What is certain is that when she was only 18 years old she began a relationship with Pedro I, but the monarch was already married twice, so their marriage could not be formalised. However, the love between the two was so strong that, once Maria had died, Pedro I did everything he could to ensure that she was legitimately considered his wife. And he pushed so hard that María de Padilla became the only Spanish woman to be crowned queen after his death. It was then that her mortal remains were transferred to Seville Cathedral.
SEPULCHRE OF DIEGO HURTADO DE MENDOZA (1444-1502)
As youcan imagine, the figures buried in Seville Cathedral include many ecclesiastical officials. And we are not going to stop at all of them, but we do want to stop at the tomb of Diego Hurtado de Mendoza y Quiñones for its spectacular sculptural relevance. The work is by Domenico Fancelli, an Italian artist, and is made in an exquisite Renaissance style with Carrara marble. In other words, the marble was brought from Italy for the occasion. This was commonplace throughout the Renaissance and is another example of the power and fortune amassed by one of the wealthiest families in the emerging Spain. Diego was bishop of Palencia and later archbishop of Seville.
Although they belong to the same noble house, this Diego has little to do with the other “Diego Hurtado de Mendoza” that are out there, among them the poet and diplomat from Granada.
SEPULCHRE OF CARDENAL JUAN DE CERVANTES BOCANEGRA (1382-1453)
To end this tour of the illustrious figures buried in Seville Cathedral we have left Cardinal Cervantes. Like the previous one, Juan de Cervantes rests in a sculptural work of singular beauty. The work carved in alabaster is in the chapel of San Hermenegildo in Seville Cathedral. In the photo we have placed here you can see just a detail of the cardinal’s face so that you can see the delicacy and realism of the carving.
Cervantes de Bocanegra was one of the most important figures of the medieval Catholic Church. He lived in Rome for some years and even befriended the future Pope Pius II. However, we would like to highlight his role as a patron of religious art. He built the Hospital de San Hermenegildo and ordered the purchase and execution of works of art for Seville Cathedral. On his death he did as Giomar Manuel did, donating his inheritance to the cathedral.
LET’S LEARN MORE ABOUT THE ILLUSTRATED PERSONS BURIED IN THE CATHEDRAL OF SEVILLE
This is the end of our journey through the illustrious figures buried in Seville Cathedral. Of course there are many more, in fact in the 17th century there were as many as 627 epitaphs in the cathedral without counting the collective burial vaults.
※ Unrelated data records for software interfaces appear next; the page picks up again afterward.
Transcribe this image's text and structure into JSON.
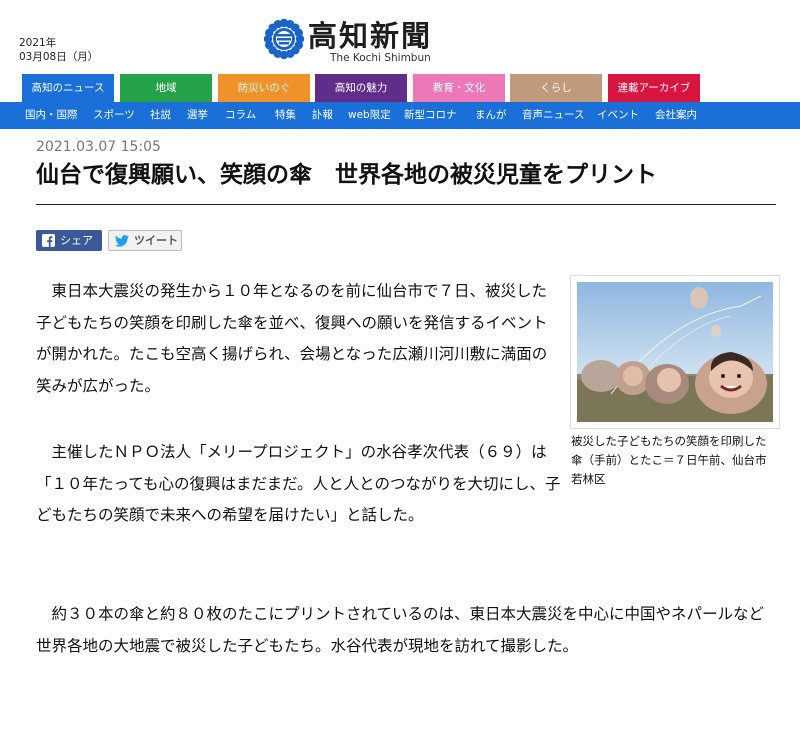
{
  "header": {
    "date_year": "2021年",
    "date_day": "03月08日（月）",
    "logo_text": "高知新聞",
    "logo_sub": "The Kochi Shimbun"
  },
  "category_nav": [
    {
      "label": "高知のニュース",
      "color": "#1a70d8"
    },
    {
      "label": "地域",
      "color": "#26a24a"
    },
    {
      "label": "防災いのぐ",
      "color": "#f0922a"
    },
    {
      "label": "高知の魅力",
      "color": "#5f2d8a"
    },
    {
      "label": "教育・文化",
      "color": "#ec78b8"
    },
    {
      "label": "くらし",
      "color": "#c09a7a"
    },
    {
      "label": "連載アーカイブ",
      "color": "#d8153f"
    }
  ],
  "sub_nav": [
    "国内・国際",
    "スポーツ",
    "社説",
    "選挙",
    "コラム",
    "特集",
    "訃報",
    "web限定",
    "新型コロナ",
    "まんが",
    "音声ニュース",
    "イベント",
    "会社案内"
  ],
  "article": {
    "published": "2021.03.07 15:05",
    "headline": "仙台で復興願い、笑顔の傘　世界各地の被災児童をプリント",
    "share_label": "シェア",
    "tweet_label": "ツイート",
    "paragraphs": [
      "　東日本大震災の発生から１０年となるのを前に仙台市で７日、被災した子どもたちの笑顔を印刷した傘を並べ、復興への願いを発信するイベントが開かれた。たこも空高く揚げられ、会場となった広瀬川河川敷に満面の笑みが広がった。",
      "　主催したＮＰＯ法人「メリープロジェクト」の水谷孝次代表（６９）は「１０年たっても心の復興はまだまだ。人と人とのつながりを大切にし、子どもたちの笑顔で未来への希望を届けたい」と話した。",
      "　約３０本の傘と約８０枚のたこにプリントされているのは、東日本大震災を中心に中国やネパールなど世界各地の大地震で被災した子どもたち。水谷代表が現地を訪れて撮影した。"
    ],
    "photo_caption": "被災した子どもたちの笑顔を印刷した傘（手前）とたこ＝７日午前、仙台市若林区"
  }
}
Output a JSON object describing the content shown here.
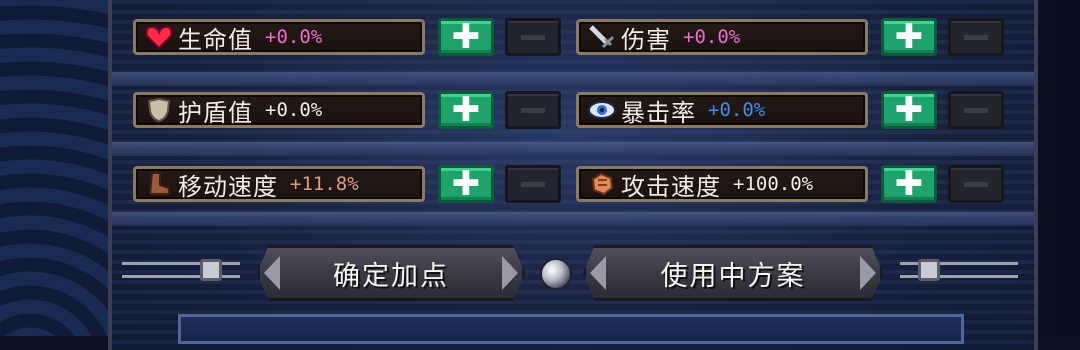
{
  "stats": [
    {
      "label": "生命值",
      "value": "+0.0%",
      "value_color": "#ee6bd0",
      "icon": "heart-icon"
    },
    {
      "label": "伤害",
      "value": "+0.0%",
      "value_color": "#ee6bd0",
      "icon": "sword-icon"
    },
    {
      "label": "护盾值",
      "value": "+0.0%",
      "value_color": "#f2ece4",
      "icon": "shield-icon"
    },
    {
      "label": "暴击率",
      "value": "+0.0%",
      "value_color": "#3d8cf2",
      "icon": "eye-icon"
    },
    {
      "label": "移动速度",
      "value": "+11.8%",
      "value_color": "#d9a07e",
      "icon": "boot-icon"
    },
    {
      "label": "攻击速度",
      "value": "+100.0%",
      "value_color": "#f2ece4",
      "icon": "fist-icon"
    }
  ],
  "buttons": {
    "confirm": "确定加点",
    "active_plan": "使用中方案",
    "plus_glyph": "✚"
  },
  "colors": {
    "plus": "#1fa36c",
    "minus": "#23252c",
    "frame": "#8a7a64"
  }
}
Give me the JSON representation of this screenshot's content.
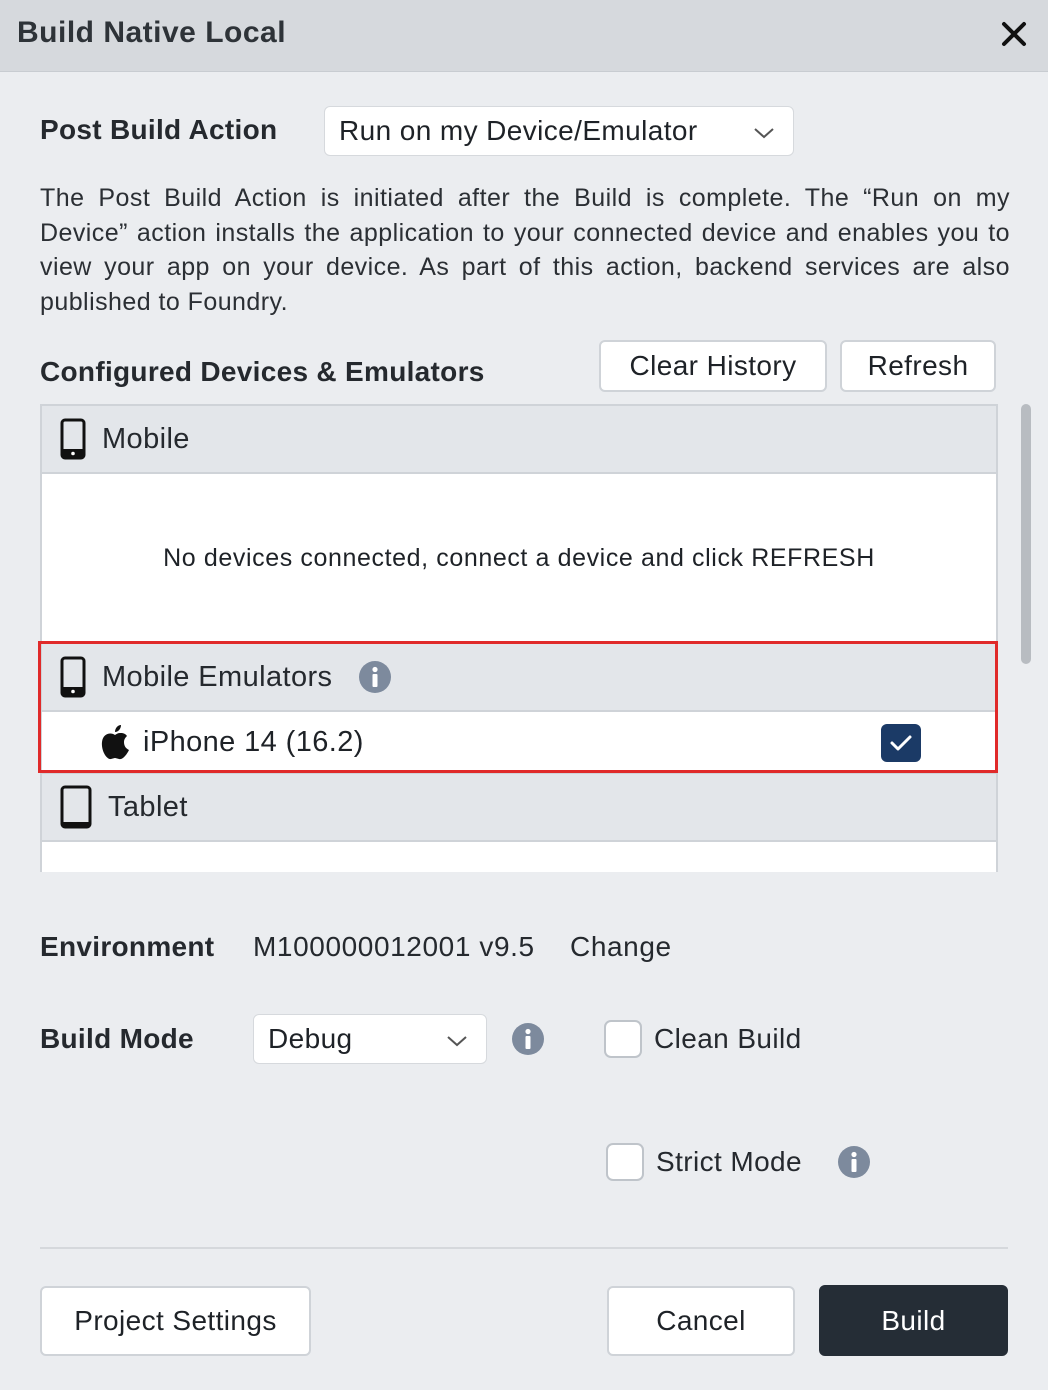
{
  "dialog": {
    "title": "Build Native Local",
    "close_icon": "close-icon"
  },
  "post_build": {
    "label": "Post Build Action",
    "selected": "Run on my Device/Emulator",
    "description": "The Post Build Action is initiated after the Build is complete. The “Run on my Device” action installs the application to your connected device and enables you to view your app on your device. As part of this action, backend services are also published to Foundry."
  },
  "devices": {
    "label": "Configured Devices & Emulators",
    "clear_history_label": "Clear History",
    "refresh_label": "Refresh",
    "groups": [
      {
        "name": "Mobile",
        "icon": "mobile-phone-icon"
      },
      {
        "name": "Mobile Emulators",
        "icon": "mobile-phone-icon"
      },
      {
        "name": "Tablet",
        "icon": "tablet-icon"
      }
    ],
    "mobile_empty_message": "No devices connected, connect a device and click REFRESH",
    "emulators": [
      {
        "name": "iPhone 14 (16.2)",
        "icon": "apple-icon",
        "checked": true
      }
    ]
  },
  "environment": {
    "label": "Environment",
    "value": "M100000012001 v9.5",
    "change_label": "Change"
  },
  "build_mode": {
    "label": "Build Mode",
    "selected": "Debug",
    "clean_build_label": "Clean Build",
    "clean_build_checked": false,
    "strict_mode_label": "Strict Mode",
    "strict_mode_checked": false
  },
  "footer": {
    "project_settings_label": "Project Settings",
    "cancel_label": "Cancel",
    "build_label": "Build"
  },
  "colors": {
    "highlight": "#e02a2a",
    "primary_button": "#252d36",
    "checkbox_checked": "#1b3a66",
    "info_icon": "#7d8a9d"
  }
}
If you want to know more about Seville and its characters we recommend you to take a look at our private tours that are made by great connoisseurs of the history of Seville. Some of the fantastic guided tours of the Andalusian capital that are available right now.
You also have at your disposalthe guide of the Cathedral of Seville completely free of charge. You can download it in pdf, with expanded contents and consult it whenever you want.
Downloadable guide only available in Spanish